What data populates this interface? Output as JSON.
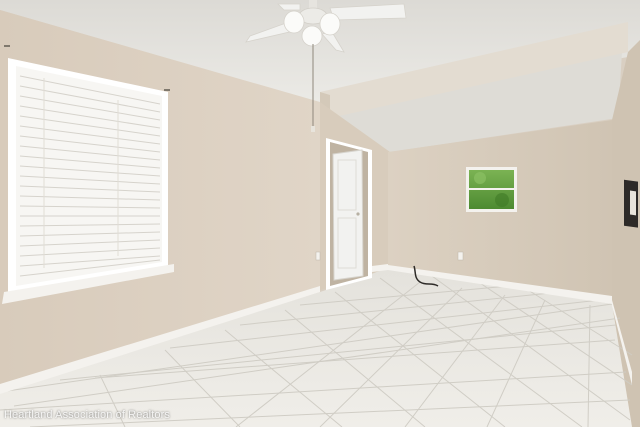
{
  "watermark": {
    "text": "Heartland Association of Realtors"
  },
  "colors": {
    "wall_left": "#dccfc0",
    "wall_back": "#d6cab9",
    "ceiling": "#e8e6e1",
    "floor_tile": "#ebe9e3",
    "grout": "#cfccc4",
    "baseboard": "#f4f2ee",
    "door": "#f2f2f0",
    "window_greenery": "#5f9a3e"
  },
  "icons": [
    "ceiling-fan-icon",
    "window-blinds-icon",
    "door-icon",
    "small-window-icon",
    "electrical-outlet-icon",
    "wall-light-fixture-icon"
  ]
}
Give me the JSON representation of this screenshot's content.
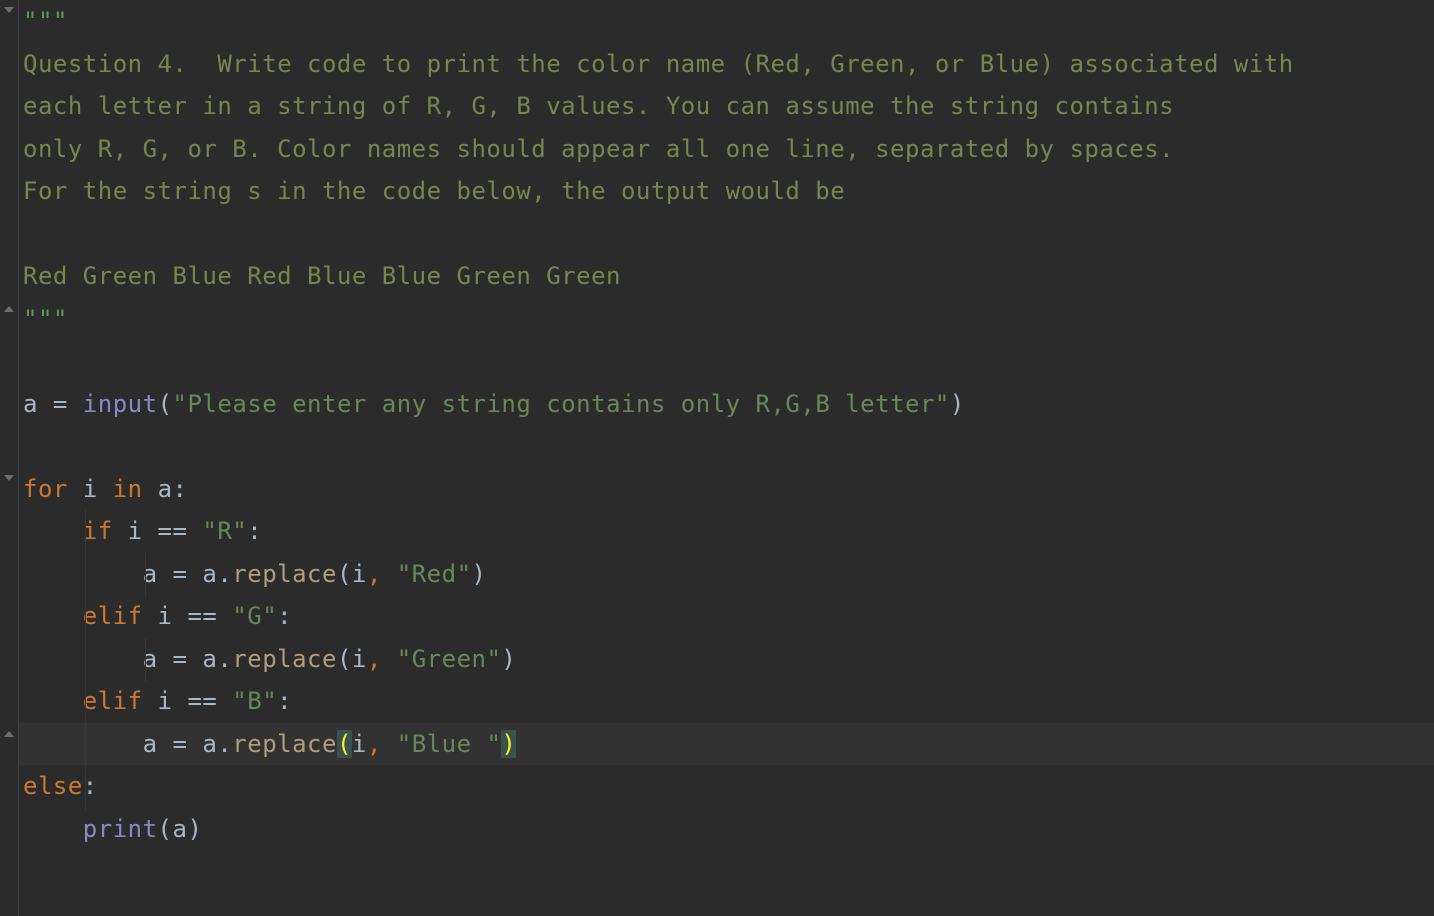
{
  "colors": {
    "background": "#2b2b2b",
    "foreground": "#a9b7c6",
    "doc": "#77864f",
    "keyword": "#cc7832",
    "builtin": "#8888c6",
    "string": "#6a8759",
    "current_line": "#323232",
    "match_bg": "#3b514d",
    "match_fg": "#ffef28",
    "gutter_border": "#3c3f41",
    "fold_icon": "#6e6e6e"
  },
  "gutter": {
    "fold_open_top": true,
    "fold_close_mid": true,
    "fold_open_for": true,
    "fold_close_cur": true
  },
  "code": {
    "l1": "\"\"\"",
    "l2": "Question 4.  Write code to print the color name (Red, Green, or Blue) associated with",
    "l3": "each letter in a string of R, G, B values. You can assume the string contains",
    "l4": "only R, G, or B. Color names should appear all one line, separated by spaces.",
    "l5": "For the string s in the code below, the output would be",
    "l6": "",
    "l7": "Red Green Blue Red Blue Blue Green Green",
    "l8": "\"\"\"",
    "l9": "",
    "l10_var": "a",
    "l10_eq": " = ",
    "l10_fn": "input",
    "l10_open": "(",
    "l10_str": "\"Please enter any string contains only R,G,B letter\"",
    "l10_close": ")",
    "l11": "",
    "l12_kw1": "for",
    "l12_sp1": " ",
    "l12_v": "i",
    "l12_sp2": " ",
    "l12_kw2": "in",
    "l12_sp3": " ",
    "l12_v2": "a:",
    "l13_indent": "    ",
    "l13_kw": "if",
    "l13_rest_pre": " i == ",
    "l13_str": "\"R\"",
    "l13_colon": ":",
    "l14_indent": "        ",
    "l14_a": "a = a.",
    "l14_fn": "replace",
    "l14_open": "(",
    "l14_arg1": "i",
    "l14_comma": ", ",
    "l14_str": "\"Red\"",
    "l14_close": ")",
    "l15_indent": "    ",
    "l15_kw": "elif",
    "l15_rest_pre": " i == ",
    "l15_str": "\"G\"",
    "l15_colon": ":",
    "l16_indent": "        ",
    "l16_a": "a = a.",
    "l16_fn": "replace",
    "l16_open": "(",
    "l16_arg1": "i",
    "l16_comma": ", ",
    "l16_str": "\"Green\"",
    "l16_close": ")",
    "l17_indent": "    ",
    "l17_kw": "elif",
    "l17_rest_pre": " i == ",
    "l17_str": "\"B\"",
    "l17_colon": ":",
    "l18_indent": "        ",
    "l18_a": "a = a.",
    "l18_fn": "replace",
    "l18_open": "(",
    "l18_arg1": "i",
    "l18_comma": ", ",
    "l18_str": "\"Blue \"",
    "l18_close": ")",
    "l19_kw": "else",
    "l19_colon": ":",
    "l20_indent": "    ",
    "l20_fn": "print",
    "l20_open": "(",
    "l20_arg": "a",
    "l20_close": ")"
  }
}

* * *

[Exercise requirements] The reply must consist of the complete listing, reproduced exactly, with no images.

[Response area]
What data populates this interface? Output as JSON.
{
  "watermark": {
    "text": "Heartland Association of Realtors"
  },
  "colors": {
    "wall_left": "#dccfc0",
    "wall_back": "#d6cab9",
    "ceiling": "#e8e6e1",
    "floor_tile": "#ebe9e3",
    "grout": "#cfccc4",
    "baseboard": "#f4f2ee",
    "door": "#f2f2f0",
    "window_greenery": "#5f9a3e"
  },
  "icons": [
    "ceiling-fan-icon",
    "window-blinds-icon",
    "door-icon",
    "small-window-icon",
    "electrical-outlet-icon",
    "wall-light-fixture-icon"
  ]
}
Give me the JSON representation of this screenshot's content.
{
  "colors": {
    "background": "#2b2b2b",
    "foreground": "#a9b7c6",
    "doc": "#77864f",
    "keyword": "#cc7832",
    "builtin": "#8888c6",
    "string": "#6a8759",
    "current_line": "#323232",
    "match_bg": "#3b514d",
    "match_fg": "#ffef28",
    "gutter_border": "#3c3f41",
    "fold_icon": "#6e6e6e"
  },
  "gutter": {
    "fold_open_top": true,
    "fold_close_mid": true,
    "fold_open_for": true,
    "fold_close_cur": true
  },
  "code": {
    "l1": "\"\"\"",
    "l2": "Question 4.  Write code to print the color name (Red, Green, or Blue) associated with",
    "l3": "each letter in a string of R, G, B values. You can assume the string contains",
    "l4": "only R, G, or B. Color names should appear all one line, separated by spaces.",
    "l5": "For the string s in the code below, the output would be",
    "l6": "",
    "l7": "Red Green Blue Red Blue Blue Green Green",
    "l8": "\"\"\"",
    "l9": "",
    "l10_var": "a",
    "l10_eq": " = ",
    "l10_fn": "input",
    "l10_open": "(",
    "l10_str": "\"Please enter any string contains only R,G,B letter\"",
    "l10_close": ")",
    "l11": "",
    "l12_kw1": "for",
    "l12_sp1": " ",
    "l12_v": "i",
    "l12_sp2": " ",
    "l12_kw2": "in",
    "l12_sp3": " ",
    "l12_v2": "a:",
    "l13_indent": "    ",
    "l13_kw": "if",
    "l13_rest_pre": " i == ",
    "l13_str": "\"R\"",
    "l13_colon": ":",
    "l14_indent": "        ",
    "l14_a": "a = a.",
    "l14_fn": "replace",
    "l14_open": "(",
    "l14_arg1": "i",
    "l14_comma": ", ",
    "l14_str": "\"Red\"",
    "l14_close": ")",
    "l15_indent": "    ",
    "l15_kw": "elif",
    "l15_rest_pre": " i == ",
    "l15_str": "\"G\"",
    "l15_colon": ":",
    "l16_indent": "        ",
    "l16_a": "a = a.",
    "l16_fn": "replace",
    "l16_open": "(",
    "l16_arg1": "i",
    "l16_comma": ", ",
    "l16_str": "\"Green\"",
    "l16_close": ")",
    "l17_indent": "    ",
    "l17_kw": "elif",
    "l17_rest_pre": " i == ",
    "l17_str": "\"B\"",
    "l17_colon": ":",
    "l18_indent": "        ",
    "l18_a": "a = a.",
    "l18_fn": "replace",
    "l18_open": "(",
    "l18_arg1": "i",
    "l18_comma": ", ",
    "l18_str": "\"Blue \"",
    "l18_close": ")",
    "l19_kw": "else",
    "l19_colon": ":",
    "l20_indent": "    ",
    "l20_fn": "print",
    "l20_open": "(",
    "l20_arg": "a",
    "l20_close": ")"
  }
}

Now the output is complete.